Interface dataset entries

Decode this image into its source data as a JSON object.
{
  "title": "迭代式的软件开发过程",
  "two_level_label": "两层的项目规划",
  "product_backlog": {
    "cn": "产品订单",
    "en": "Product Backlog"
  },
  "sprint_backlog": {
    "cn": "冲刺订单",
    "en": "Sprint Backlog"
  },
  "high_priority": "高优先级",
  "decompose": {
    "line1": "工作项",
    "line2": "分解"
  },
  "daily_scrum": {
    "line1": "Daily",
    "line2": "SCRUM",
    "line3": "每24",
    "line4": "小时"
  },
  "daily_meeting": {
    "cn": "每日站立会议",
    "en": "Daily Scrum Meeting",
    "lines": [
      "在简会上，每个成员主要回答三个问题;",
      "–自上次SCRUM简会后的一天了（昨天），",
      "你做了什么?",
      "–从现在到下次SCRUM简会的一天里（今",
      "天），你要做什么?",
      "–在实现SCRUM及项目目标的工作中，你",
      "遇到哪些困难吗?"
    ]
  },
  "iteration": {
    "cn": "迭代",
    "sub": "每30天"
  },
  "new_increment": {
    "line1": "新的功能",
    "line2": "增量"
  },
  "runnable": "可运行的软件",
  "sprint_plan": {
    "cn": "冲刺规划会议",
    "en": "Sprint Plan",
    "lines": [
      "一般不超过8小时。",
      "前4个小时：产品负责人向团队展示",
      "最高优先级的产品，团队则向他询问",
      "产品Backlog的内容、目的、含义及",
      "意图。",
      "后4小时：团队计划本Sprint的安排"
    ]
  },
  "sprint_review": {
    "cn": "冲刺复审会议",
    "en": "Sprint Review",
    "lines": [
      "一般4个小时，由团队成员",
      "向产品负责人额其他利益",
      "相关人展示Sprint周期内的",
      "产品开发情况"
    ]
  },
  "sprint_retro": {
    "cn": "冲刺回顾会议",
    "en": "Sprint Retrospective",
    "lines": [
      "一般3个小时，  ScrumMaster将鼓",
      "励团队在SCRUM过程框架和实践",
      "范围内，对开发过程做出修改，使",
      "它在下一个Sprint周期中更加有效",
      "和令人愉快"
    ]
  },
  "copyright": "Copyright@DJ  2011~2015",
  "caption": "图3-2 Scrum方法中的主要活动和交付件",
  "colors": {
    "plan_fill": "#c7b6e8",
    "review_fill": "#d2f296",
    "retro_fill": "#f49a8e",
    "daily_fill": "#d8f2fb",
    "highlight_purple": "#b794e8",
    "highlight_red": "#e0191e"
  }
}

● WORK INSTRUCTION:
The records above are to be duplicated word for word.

● TASK RESULT:
Decode this image into its source data as a JSON object.
{
  "title": "迭代式的软件开发过程",
  "two_level_label": "两层的项目规划",
  "product_backlog": {
    "cn": "产品订单",
    "en": "Product Backlog"
  },
  "sprint_backlog": {
    "cn": "冲刺订单",
    "en": "Sprint Backlog"
  },
  "high_priority": "高优先级",
  "decompose": {
    "line1": "工作项",
    "line2": "分解"
  },
  "daily_scrum": {
    "line1": "Daily",
    "line2": "SCRUM",
    "line3": "每24",
    "line4": "小时"
  },
  "daily_meeting": {
    "cn": "每日站立会议",
    "en": "Daily Scrum Meeting",
    "lines": [
      "在简会上，每个成员主要回答三个问题;",
      "–自上次SCRUM简会后的一天了（昨天），",
      "你做了什么?",
      "–从现在到下次SCRUM简会的一天里（今",
      "天），你要做什么?",
      "–在实现SCRUM及项目目标的工作中，你",
      "遇到哪些困难吗?"
    ]
  },
  "iteration": {
    "cn": "迭代",
    "sub": "每30天"
  },
  "new_increment": {
    "line1": "新的功能",
    "line2": "增量"
  },
  "runnable": "可运行的软件",
  "sprint_plan": {
    "cn": "冲刺规划会议",
    "en": "Sprint Plan",
    "lines": [
      "一般不超过8小时。",
      "前4个小时：产品负责人向团队展示",
      "最高优先级的产品，团队则向他询问",
      "产品Backlog的内容、目的、含义及",
      "意图。",
      "后4小时：团队计划本Sprint的安排"
    ]
  },
  "sprint_review": {
    "cn": "冲刺复审会议",
    "en": "Sprint Review",
    "lines": [
      "一般4个小时，由团队成员",
      "向产品负责人额其他利益",
      "相关人展示Sprint周期内的",
      "产品开发情况"
    ]
  },
  "sprint_retro": {
    "cn": "冲刺回顾会议",
    "en": "Sprint Retrospective",
    "lines": [
      "一般3个小时，  ScrumMaster将鼓",
      "励团队在SCRUM过程框架和实践",
      "范围内，对开发过程做出修改，使",
      "它在下一个Sprint周期中更加有效",
      "和令人愉快"
    ]
  },
  "copyright": "Copyright@DJ  2011~2015",
  "caption": "图3-2 Scrum方法中的主要活动和交付件",
  "colors": {
    "plan_fill": "#c7b6e8",
    "review_fill": "#d2f296",
    "retro_fill": "#f49a8e",
    "daily_fill": "#d8f2fb",
    "highlight_purple": "#b794e8",
    "highlight_red": "#e0191e"
  }
}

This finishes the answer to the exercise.